If you want to see an organisation that has never been on the internet for longer than five minutes, look no further than the Philadelphia Zoo, which has welcomed in the birth of a baby gorilla and are gonna hold an online contest to name it.
Today Philadelphia Zoo welcomed a new addition to the family: a western lowland gorilla baby born to Honi, the Zoo’s 21-year-old female and 31-year old silverback male Motuba. This is the second birth for Honi and the first birth for Honi and Motuba together. Mother and baby appear healthy but will be monitored by Zoo staff in the coming weeks and months. Like newborn humans, gorilla babies are essentially helpless, relying completely on their mother for care. Check back for updates on when the baby will be on exhibit with the rest of the troop in PECO Primate Reserve.
The little gorilla bub was born to Honi and Motuba, a 21-year-old female and 31-year-old silverback male gorillas respectively. Zoo staff haven’t been able to determine its gender yet, because Honi has been carrying the gorrilibaby too closely for a genital inspection.
It’s the first gorilla baby born at the zoo for 20 years, and as such it’s holding a little naming contest.
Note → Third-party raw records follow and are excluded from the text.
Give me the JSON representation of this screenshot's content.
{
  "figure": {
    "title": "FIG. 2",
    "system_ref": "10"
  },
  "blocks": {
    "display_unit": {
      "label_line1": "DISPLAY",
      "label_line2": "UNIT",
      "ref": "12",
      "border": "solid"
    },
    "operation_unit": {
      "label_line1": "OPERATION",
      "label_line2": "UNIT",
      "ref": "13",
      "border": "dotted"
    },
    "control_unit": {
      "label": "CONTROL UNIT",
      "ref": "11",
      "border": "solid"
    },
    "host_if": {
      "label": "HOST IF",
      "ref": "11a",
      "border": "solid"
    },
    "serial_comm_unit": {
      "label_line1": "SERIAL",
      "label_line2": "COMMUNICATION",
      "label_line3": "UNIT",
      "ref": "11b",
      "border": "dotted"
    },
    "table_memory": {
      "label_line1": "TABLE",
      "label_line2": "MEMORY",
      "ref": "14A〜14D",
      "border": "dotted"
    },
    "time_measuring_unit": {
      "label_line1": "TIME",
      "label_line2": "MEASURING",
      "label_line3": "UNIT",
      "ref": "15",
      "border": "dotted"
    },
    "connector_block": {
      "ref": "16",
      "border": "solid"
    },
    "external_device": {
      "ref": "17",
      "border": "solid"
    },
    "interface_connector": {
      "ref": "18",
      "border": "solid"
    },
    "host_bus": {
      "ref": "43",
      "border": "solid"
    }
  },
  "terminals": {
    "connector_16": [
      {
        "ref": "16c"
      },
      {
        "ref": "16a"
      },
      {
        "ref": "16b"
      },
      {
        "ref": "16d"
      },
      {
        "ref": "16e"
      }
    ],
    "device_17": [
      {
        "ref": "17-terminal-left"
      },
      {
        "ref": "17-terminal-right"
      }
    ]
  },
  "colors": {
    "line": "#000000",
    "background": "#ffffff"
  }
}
It’s not going well. The contest hasn’t even technically begun yet, but the internet is wetting itself to make as many Harambe jokes as possible.
WHO THOUGHT THIS WOULDN’T HAPPEN?
— Dan Carson (@TheDoctorCarson) August 31, 2016
— Sam Stryker (@sbstryker) August 31, 2016
@PhillyInquirer first baby gorilla in 20 years? Harambe died only a few months ago, Harambe has returned to earth for justice.
— blank (@malikftboca) August 31, 2016
@PhillyInquirer He lives Harambe Jr. the resurrection!
— Javi Moreno (@Javi386) August 31, 2016
Harambe McHarambe Face https://t.co/XsRhzhlFou
— Jeff Yerger (@jyergs) August 31, 2016
You have to admire this on-point take of internet culture, though.
@PhillyInquirer Gorilla McMonkeyface will come in second…
— J.E. (@jermsguy) August 31, 2016
Tbh, if the Philly Zoo *did* name the new gorilla Harambe (or any version there of), attendance would probably skyrocket by 4000%. Never let anyone tell you memes are good for nothing.
Photo: Facebook / Philadelphia Zoo.